Building leadership skills by bringing history, literature and philosophy to life

When Saint Vincent College launched the Benedictine Leadership Studies (BLS) program, one of the hopes was that students would develop a critical eye and perspective for interpreting history, literature, philosophy and more.

A virtue-based, ethical structure for the study of leadership, the BLS program is grounded in the Benedictine Wisdom Tradition, with the 10 hallmarks distilled from the 1,500-year-old Rule of Saint Benedict serving as the cornerstone leadership model for the program. 

Over the course of their four-year tenure at Saint Vincent College, BLS Fellows will attend leadership seminars, embark on annual trips focused on Benedictine leadership, take part in unique internships for academic credit and have the opportunity to participate in numerous service projects, while their senior year will include a capstone trip to Rome over spring break.

BLS Fellows will also enroll in courses spanning theology, political science, philosophy, history and business, covering such themes as ethics, leadership, Catholic political thought, Benedictine heritage and the history of ancient Greece and Rome. This cross-disciplinary curriculum enables students to gain valuable background and perspective on the Benedictine Wisdom Tradition, while the analytical and critical thinking skills that it fosters benefits students’ classwork beyond the BLS curriculum, a point to which recent graduate Paul Weisser can attest.

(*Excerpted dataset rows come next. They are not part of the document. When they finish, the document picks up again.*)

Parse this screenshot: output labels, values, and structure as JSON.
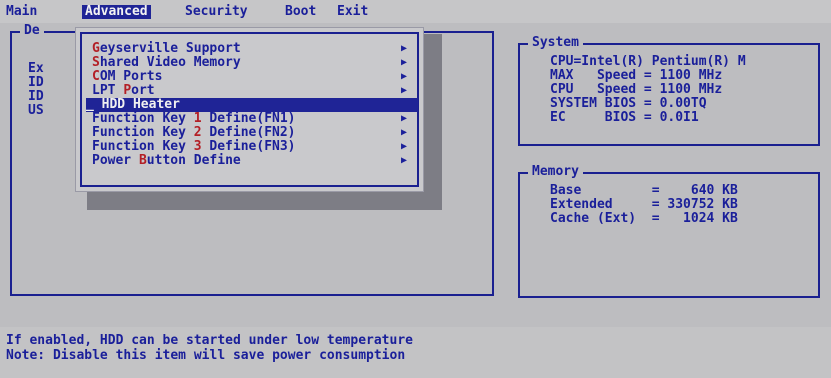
{
  "menu": {
    "items": [
      "Main",
      "Advanced",
      "Security",
      "Boot",
      "Exit"
    ],
    "active_index": 1
  },
  "left_panel": {
    "title_partial": "De",
    "rows": [
      "Ex",
      "ID",
      "ID",
      "US"
    ]
  },
  "popup": {
    "items": [
      {
        "hot": "G",
        "rest": "eyserville Support",
        "arrow": "▶"
      },
      {
        "hot": "S",
        "rest": "hared Video Memory",
        "arrow": "▶"
      },
      {
        "hot": "C",
        "rest": "OM Ports",
        "arrow": "▶"
      },
      {
        "pre": "LPT ",
        "hot": "P",
        "rest": "ort",
        "arrow": "▶"
      },
      {
        "pre": "_ ",
        "hot": "",
        "rest": "HDD Heater",
        "arrow": ""
      },
      {
        "pre": "Function Key ",
        "hot": "1",
        "rest": " Define(FN1)",
        "arrow": "▶"
      },
      {
        "pre": "Function Key ",
        "hot": "2",
        "rest": " Define(FN2)",
        "arrow": "▶"
      },
      {
        "pre": "Function Key ",
        "hot": "3",
        "rest": " Define(FN3)",
        "arrow": "▶"
      },
      {
        "pre": "Power ",
        "hot": "B",
        "rest": "utton Define",
        "arrow": "▶"
      }
    ],
    "selected_index": 4
  },
  "system": {
    "title": "System",
    "lines": [
      "CPU=Intel(R) Pentium(R) M",
      "MAX   Speed = 1100 MHz",
      "CPU   Speed = 1100 MHz",
      "SYSTEM BIOS = 0.00TQ",
      "EC     BIOS = 0.0I1"
    ]
  },
  "memory": {
    "title": "Memory",
    "lines": [
      "Base         =    640 KB",
      "Extended     = 330752 KB",
      "Cache (Ext)  =   1024 KB"
    ]
  },
  "help": {
    "line1": "If enabled, HDD can be started under low temperature",
    "line2": "Note: Disable this item will save power consumption"
  },
  "colors": {
    "background": "#bdbdc0",
    "text": "#1a1f9a",
    "highlight": "#1f2496",
    "hotkey": "#b31f26"
  }
}
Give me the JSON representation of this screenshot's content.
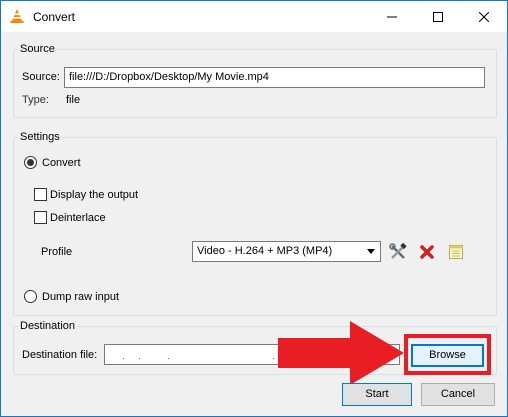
{
  "window": {
    "title": "Convert",
    "accent_color": "#e81e24"
  },
  "source": {
    "legend": "Source",
    "source_label": "Source:",
    "source_value": "file:///D:/Dropbox/Desktop/My Movie.mp4",
    "type_label": "Type:",
    "type_value": "file"
  },
  "settings": {
    "legend": "Settings",
    "convert_label": "Convert",
    "display_output_label": "Display the output",
    "deinterlace_label": "Deinterlace",
    "profile_label": "Profile",
    "profile_selected": "Video - H.264 + MP3 (MP4)",
    "dump_raw_label": "Dump raw input"
  },
  "destination": {
    "legend": "Destination",
    "file_label": "Destination file:",
    "file_value": "",
    "browse_label": "Browse"
  },
  "footer": {
    "start_label": "Start",
    "cancel_label": "Cancel"
  },
  "icons": {
    "app": "vlc-cone-icon",
    "edit_profile": "wrench-screwdriver-icon",
    "delete_profile": "red-x-icon",
    "new_profile": "notepad-icon",
    "annotation": "red-arrow-icon"
  }
}
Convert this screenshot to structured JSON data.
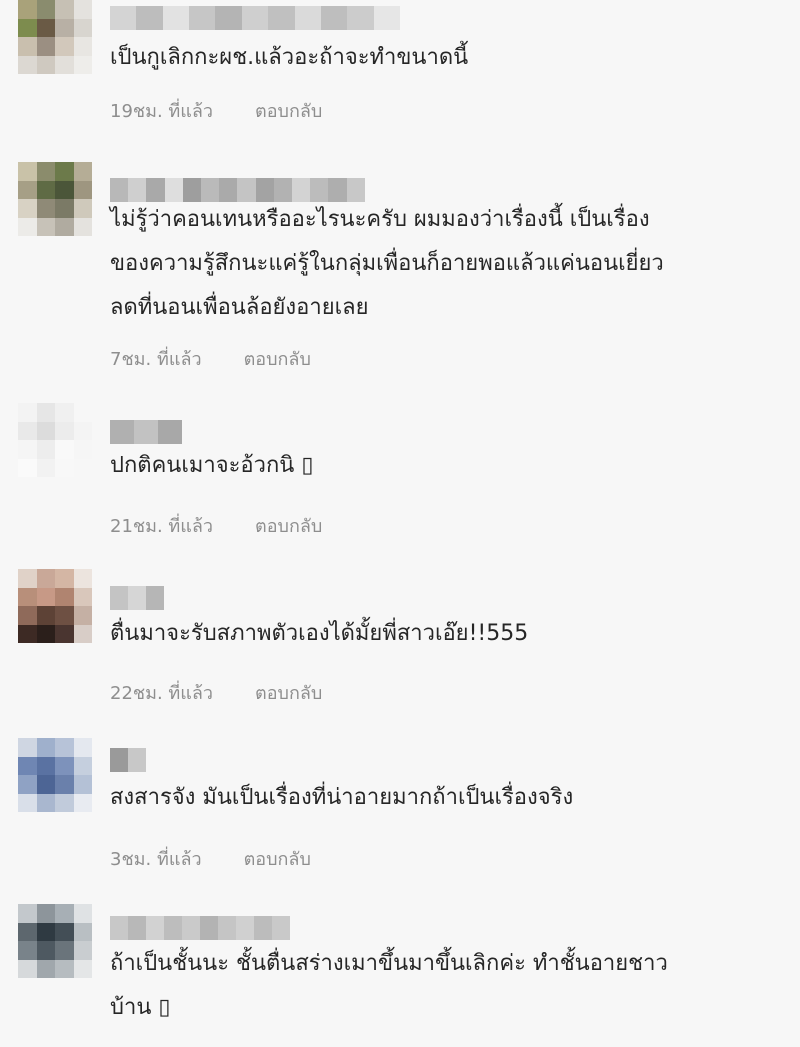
{
  "comments": [
    {
      "avatar_colors": [
        "#a9a27a",
        "#8a8c6e",
        "#c6c0b4",
        "#e4e2de",
        "#7d8c4e",
        "#6a5a45",
        "#b8b0a5",
        "#d8d5cf",
        "#c9bfae",
        "#9b8f82",
        "#d2c8bb",
        "#e8e6e2",
        "#dcd8d2",
        "#cfc9c0",
        "#e2dfda",
        "#eeedea"
      ],
      "name_colors": [
        "#d4d4d4",
        "#bdbdbd",
        "#e2e2e2",
        "#c6c6c6",
        "#b4b4b4",
        "#cfcfcf",
        "#c0c0c0",
        "#dadada",
        "#bebebe",
        "#cccccc",
        "#e6e6e6"
      ],
      "text": "เป็นกูเลิกกะผช.แล้วอะถ้าจะทำขนาดนี้",
      "time": "19ชม. ที่แล้ว",
      "reply": "ตอบกลับ"
    },
    {
      "avatar_colors": [
        "#c9c2a8",
        "#8b8c6c",
        "#6c7a4a",
        "#b5ad96",
        "#a69f86",
        "#5f6b45",
        "#4b5639",
        "#9e9680",
        "#d8d2c4",
        "#8f8a77",
        "#7b7a66",
        "#cfc9bb",
        "#ecebe8",
        "#c7c2b8",
        "#b0aba0",
        "#e4e2de"
      ],
      "name_colors": [
        "#b8b8b8",
        "#cfcfcf",
        "#a9a9a9",
        "#dedede",
        "#9e9e9e",
        "#bababa",
        "#aaaaaa",
        "#c4c4c4",
        "#a3a3a3",
        "#b2b2b2",
        "#d3d3d3",
        "#bcbcbc",
        "#aeaeae",
        "#c8c8c8"
      ],
      "text": "ไม่รู้ว่าคอนเทนหรืออะไรนะครับ ผมมองว่าเรื่องนี้ เป็นเรื่อง\nของความรู้สึกนะแค่รู้ในกลุ่มเพื่อนก็อายพอแล้วแค่นอนเยี่ยว\nลดที่นอนเพื่อนล้อยังอายเลย",
      "time": "7ชม. ที่แล้ว",
      "reply": "ตอบกลับ"
    },
    {
      "avatar_colors": [
        "#f3f3f3",
        "#e6e6e6",
        "#f0f0f0",
        "#f7f7f7",
        "#e9e9e9",
        "#dcdcdc",
        "#ececec",
        "#f4f4f4",
        "#f5f5f5",
        "#ededed",
        "#f9f9f9",
        "#f6f6f6",
        "#fafafa",
        "#f2f2f2",
        "#f8f8f8",
        "#f7f7f7"
      ],
      "name_colors": [
        "#b0b0b0",
        "#c2c2c2",
        "#a8a8a8"
      ],
      "text": "ปกติคนเมาจะอ้วกนิ ▯",
      "time": "21ชม. ที่แล้ว",
      "reply": "ตอบกลับ"
    },
    {
      "avatar_colors": [
        "#e0d2c8",
        "#c9a898",
        "#d4b6a4",
        "#ece4de",
        "#b88f7a",
        "#c79986",
        "#b08470",
        "#d9c7bb",
        "#8f6a5a",
        "#5d4236",
        "#6e5043",
        "#c5b0a4",
        "#3d2a24",
        "#2b1f1b",
        "#4a3530",
        "#d8cdc7"
      ],
      "name_colors": [
        "#c4c4c4",
        "#d6d6d6",
        "#b6b6b6"
      ],
      "text": "ตื่นมาจะรับสภาพตัวเองได้มั้ยพี่สาวเอ๊ย!!555",
      "time": "22ชม. ที่แล้ว",
      "reply": "ตอบกลับ"
    },
    {
      "avatar_colors": [
        "#cfd6e2",
        "#9fb0cc",
        "#b7c3d8",
        "#e4e8ef",
        "#6f86b3",
        "#5a72a2",
        "#7d92bb",
        "#c5cfde",
        "#8fa2c4",
        "#4d6595",
        "#6a80ab",
        "#b4c1d6",
        "#d9dfe9",
        "#a9b7cf",
        "#c1cbdb",
        "#e8ebf1"
      ],
      "name_colors": [
        "#9a9a9a",
        "#c8c8c8"
      ],
      "text": "สงสารจัง มันเป็นเรื่องที่น่าอายมากถ้าเป็นเรื่องจริง",
      "time": "3ชม. ที่แล้ว",
      "reply": "ตอบกลับ"
    },
    {
      "avatar_colors": [
        "#c3c8cc",
        "#8d959b",
        "#a7afb5",
        "#dfe2e4",
        "#5d676e",
        "#2f3a42",
        "#434e56",
        "#b9bfc3",
        "#79838a",
        "#4e5961",
        "#6a747b",
        "#c9cdd0",
        "#d6d9db",
        "#a0a7ac",
        "#b6bcc0",
        "#e4e6e7"
      ],
      "name_colors": [
        "#c8c8c8",
        "#b8b8b8",
        "#d2d2d2",
        "#bdbdbd",
        "#cacaca",
        "#b3b3b3",
        "#c5c5c5",
        "#d0d0d0",
        "#bcbcbc",
        "#c9c9c9"
      ],
      "text": "ถ้าเป็นชั้นนะ ชั้นตื่นสร่างเมาขึ้นมาขึ้นเลิกค่ะ ทำชั้นอายชาว\nบ้าน ▯",
      "time": "",
      "reply": ""
    }
  ]
}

paul weisser benedictine leadership alumA four-year BLS fellow and 2020 Saint Vincent graduate, the philosophy and politics major was a perennial Dean’s List honoree and was named a finalist for the 2020 Saint Vincent College President’s Award. Among the host of additional accolades earned over his four-year tenure at Saint Vincent College, Weisser was named the recipient of the 2019 Lamb Prize in Political Science for his essay entitled “I Believe We are Lost: The Worst Casualties of the Great War.” Established in 2013, the national award aims to encourage, recognize and reward undergraduate innovation and good writing – traits that Weisser feels were enhanced thanks to his involvement in the BLS program.

“The BLS coursework made the topics I was thinking and writing about more personal,” he stated, “bringing history and philosophy into conversation with my own life. In studying the leaders of Rome, for instance, the focus was less on the names, dates and events than on what those events meant for us as leaders. For me, at least, the question was always, ‘What can I learn from the stories of Romulus, Caesar, St. Benedict, or Pope John Paul II?’”

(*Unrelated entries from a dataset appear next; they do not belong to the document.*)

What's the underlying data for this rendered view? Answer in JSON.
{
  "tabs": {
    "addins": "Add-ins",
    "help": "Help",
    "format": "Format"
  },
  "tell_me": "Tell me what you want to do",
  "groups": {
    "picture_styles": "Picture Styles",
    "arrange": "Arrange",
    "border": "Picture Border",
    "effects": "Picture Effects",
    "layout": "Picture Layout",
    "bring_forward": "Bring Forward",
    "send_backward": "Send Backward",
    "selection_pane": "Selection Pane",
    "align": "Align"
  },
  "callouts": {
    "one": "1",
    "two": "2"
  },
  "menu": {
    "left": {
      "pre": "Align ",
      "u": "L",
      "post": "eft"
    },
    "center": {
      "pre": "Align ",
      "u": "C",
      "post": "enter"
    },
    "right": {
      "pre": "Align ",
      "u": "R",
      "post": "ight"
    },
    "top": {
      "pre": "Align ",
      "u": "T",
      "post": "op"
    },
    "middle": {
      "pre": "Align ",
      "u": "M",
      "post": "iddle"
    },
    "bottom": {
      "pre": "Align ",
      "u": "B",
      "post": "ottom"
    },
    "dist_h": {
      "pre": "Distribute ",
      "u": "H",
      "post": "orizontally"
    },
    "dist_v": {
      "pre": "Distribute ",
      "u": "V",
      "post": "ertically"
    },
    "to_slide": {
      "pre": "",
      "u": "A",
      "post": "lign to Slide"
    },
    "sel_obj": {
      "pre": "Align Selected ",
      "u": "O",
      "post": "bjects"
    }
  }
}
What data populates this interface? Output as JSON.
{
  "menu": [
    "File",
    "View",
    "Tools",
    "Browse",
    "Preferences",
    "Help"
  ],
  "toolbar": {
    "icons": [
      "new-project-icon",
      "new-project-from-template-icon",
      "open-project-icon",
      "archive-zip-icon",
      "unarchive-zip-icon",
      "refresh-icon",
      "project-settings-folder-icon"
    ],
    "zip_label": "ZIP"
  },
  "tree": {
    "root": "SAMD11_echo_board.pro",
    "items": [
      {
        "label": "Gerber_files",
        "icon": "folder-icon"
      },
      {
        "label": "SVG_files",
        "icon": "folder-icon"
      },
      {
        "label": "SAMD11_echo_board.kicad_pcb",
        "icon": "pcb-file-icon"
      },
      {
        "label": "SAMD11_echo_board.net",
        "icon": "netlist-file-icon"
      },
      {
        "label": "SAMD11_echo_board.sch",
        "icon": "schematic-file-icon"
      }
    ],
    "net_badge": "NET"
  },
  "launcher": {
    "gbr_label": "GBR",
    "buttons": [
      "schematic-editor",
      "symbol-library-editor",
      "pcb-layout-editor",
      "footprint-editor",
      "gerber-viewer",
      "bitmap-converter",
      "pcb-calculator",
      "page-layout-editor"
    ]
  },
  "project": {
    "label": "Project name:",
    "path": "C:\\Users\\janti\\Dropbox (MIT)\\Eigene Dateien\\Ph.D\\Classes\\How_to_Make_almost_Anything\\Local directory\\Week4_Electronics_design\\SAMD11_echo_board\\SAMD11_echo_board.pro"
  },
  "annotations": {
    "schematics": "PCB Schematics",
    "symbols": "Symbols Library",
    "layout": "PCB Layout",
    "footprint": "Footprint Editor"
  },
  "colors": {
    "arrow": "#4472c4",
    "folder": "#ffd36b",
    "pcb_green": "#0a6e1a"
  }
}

“Paul’s fulfillment of the requirements for the BLS program is evidence of his hard work and dedication to a challenging – though highly rewarding – set of classes and workshops,” said Dr. Jerome Foss, associate professor of politics and director of the Saint Vincent College Center for Catholic Thought and Culture. “BLS is designed to enrich students’ college formation at Saint Vincent. It includes courses in the spirit of Benedictine education, workshops geared toward growth in self-knowledge and a senior capstone trip to Rome.

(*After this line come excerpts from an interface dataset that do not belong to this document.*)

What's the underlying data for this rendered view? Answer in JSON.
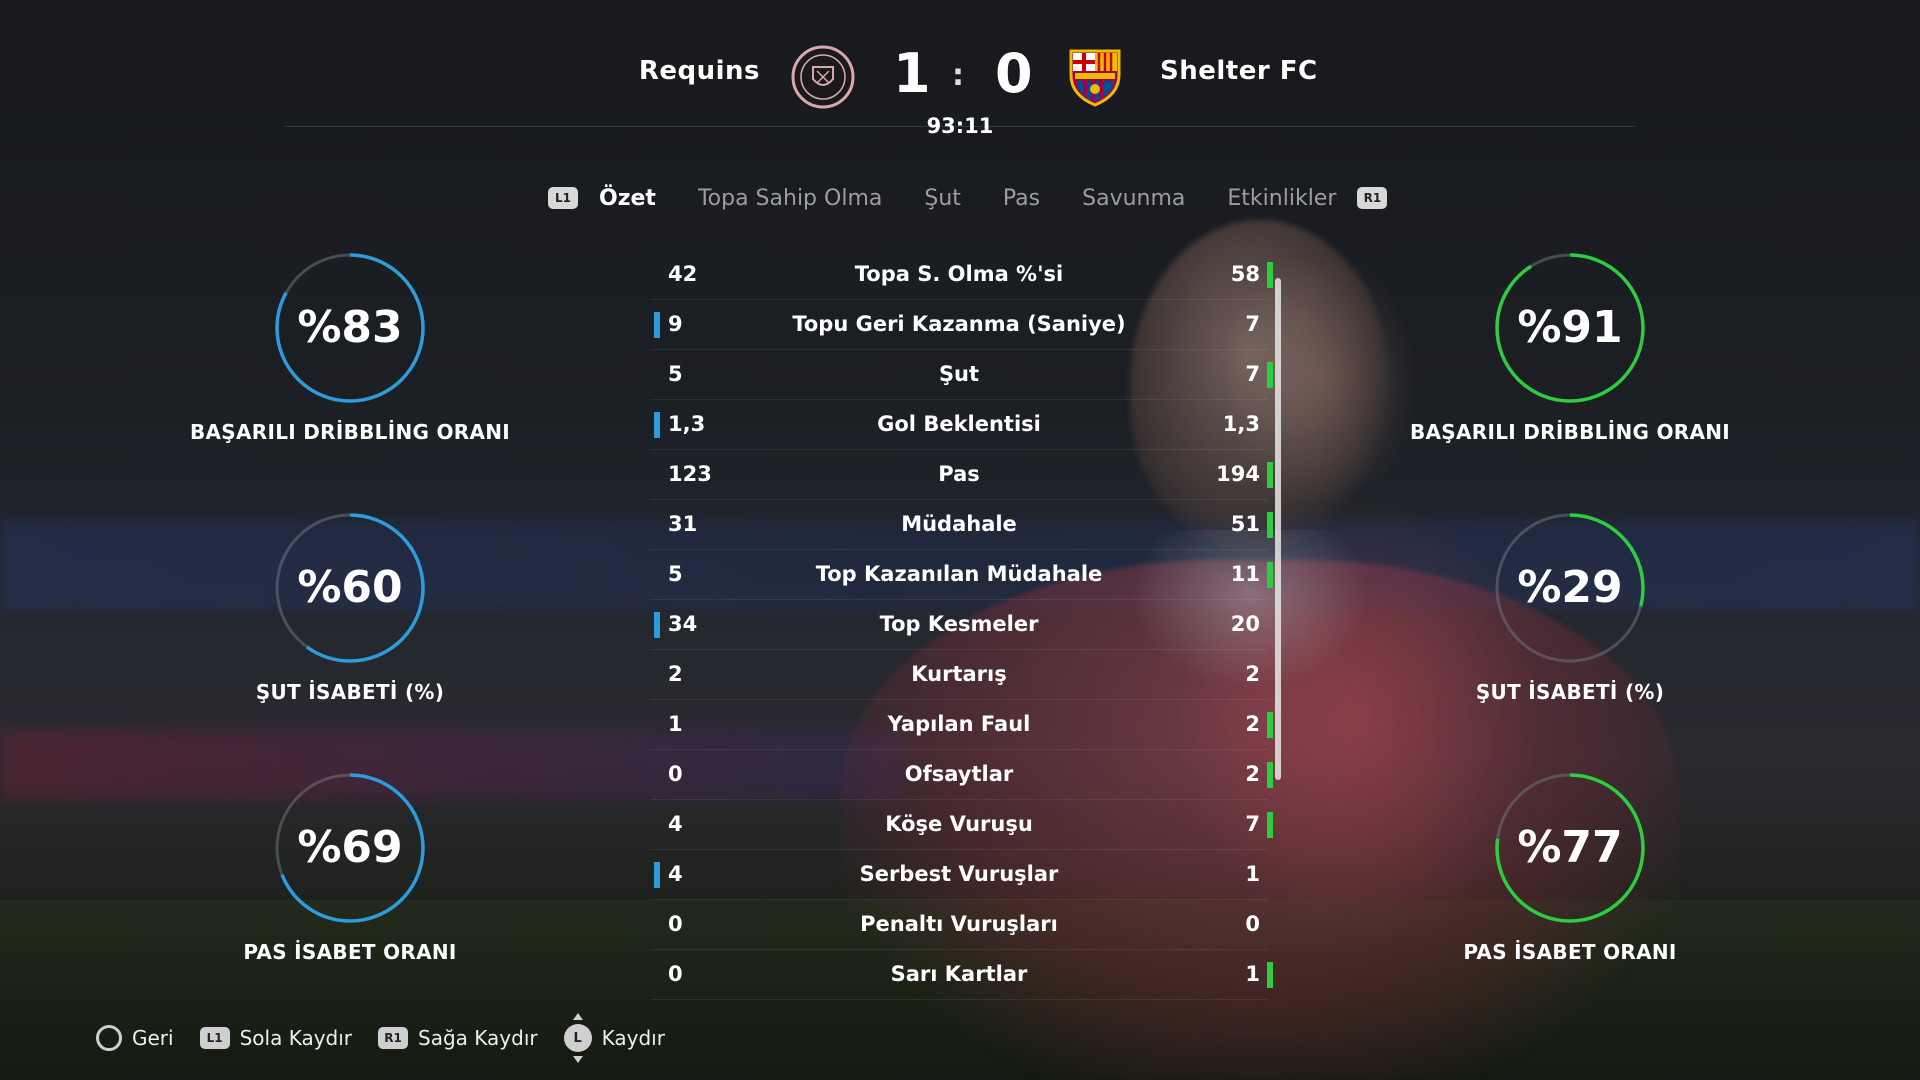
{
  "match": {
    "home_team": "Requins",
    "away_team": "Shelter FC",
    "home_score": "1",
    "away_score": "0",
    "separator": ":",
    "clock": "93:11",
    "home_color": "#2d9cdb",
    "away_color": "#2ecc40"
  },
  "tabs": {
    "prev_button": "L1",
    "next_button": "R1",
    "items": [
      {
        "label": "Özet",
        "active": true
      },
      {
        "label": "Topa Sahip Olma",
        "active": false
      },
      {
        "label": "Şut",
        "active": false
      },
      {
        "label": "Pas",
        "active": false
      },
      {
        "label": "Savunma",
        "active": false
      },
      {
        "label": "Etkinlikler",
        "active": false
      }
    ]
  },
  "stats": [
    {
      "label": "Topa S. Olma %'si",
      "home": "42",
      "away": "58",
      "lead": "away"
    },
    {
      "label": "Topu Geri Kazanma (Saniye)",
      "home": "9",
      "away": "7",
      "lead": "home"
    },
    {
      "label": "Şut",
      "home": "5",
      "away": "7",
      "lead": "away"
    },
    {
      "label": "Gol Beklentisi",
      "home": "1,3",
      "away": "1,3",
      "lead": "home"
    },
    {
      "label": "Pas",
      "home": "123",
      "away": "194",
      "lead": "away"
    },
    {
      "label": "Müdahale",
      "home": "31",
      "away": "51",
      "lead": "away"
    },
    {
      "label": "Top Kazanılan Müdahale",
      "home": "5",
      "away": "11",
      "lead": "away"
    },
    {
      "label": "Top Kesmeler",
      "home": "34",
      "away": "20",
      "lead": "home"
    },
    {
      "label": "Kurtarış",
      "home": "2",
      "away": "2",
      "lead": "none"
    },
    {
      "label": "Yapılan Faul",
      "home": "1",
      "away": "2",
      "lead": "away"
    },
    {
      "label": "Ofsaytlar",
      "home": "0",
      "away": "2",
      "lead": "away"
    },
    {
      "label": "Köşe Vuruşu",
      "home": "4",
      "away": "7",
      "lead": "away"
    },
    {
      "label": "Serbest Vuruşlar",
      "home": "4",
      "away": "1",
      "lead": "home"
    },
    {
      "label": "Penaltı Vuruşları",
      "home": "0",
      "away": "0",
      "lead": "none"
    },
    {
      "label": "Sarı Kartlar",
      "home": "0",
      "away": "1",
      "lead": "away"
    }
  ],
  "home_circles": [
    {
      "value_text": "%83",
      "fraction": 0.83,
      "caption": "BAŞARILI DRİBBLİNG ORANI"
    },
    {
      "value_text": "%60",
      "fraction": 0.6,
      "caption": "ŞUT İSABETİ (%)"
    },
    {
      "value_text": "%69",
      "fraction": 0.69,
      "caption": "PAS İSABET ORANI"
    }
  ],
  "away_circles": [
    {
      "value_text": "%91",
      "fraction": 0.91,
      "caption": "BAŞARILI DRİBBLİNG ORANI"
    },
    {
      "value_text": "%29",
      "fraction": 0.29,
      "caption": "ŞUT İSABETİ (%)"
    },
    {
      "value_text": "%77",
      "fraction": 0.77,
      "caption": "PAS İSABET ORANI"
    }
  ],
  "footer": {
    "back": "Geri",
    "scroll_left_button": "L1",
    "scroll_left": "Sola Kaydır",
    "scroll_right_button": "R1",
    "scroll_right": "Sağa Kaydır",
    "stick_button": "L",
    "scroll": "Kaydır"
  },
  "icons": {
    "home_crest": "shield-crest-icon",
    "away_crest": "club-crest-icon",
    "back": "circle-button-icon"
  }
}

“As students of leadership,” Foss continued, “BLS students reflect on the principles such as stewardship, discipline and stability – virtues ably demonstrated by Paul. BLS is the flagship program of the Center for Catholic Thought and Culture, and Paul is an excellent example of the type of student who thrives in the program.”

While his experience as a BLS fellow certainly benefited his academic work, Weisser feels that it had just as much of a positive impact on his day-to-day life.

“I had heard many presentations on all of the Benedictine Hallmarks,” he said, “and could easily give a definition of each. But through my BLS coursework, the information in my head took on more of a personal, heartfelt meaning. The hallmarks were no longer an abstract list of virtues or a set of possible actions, but active and concrete parts of my life and studies.”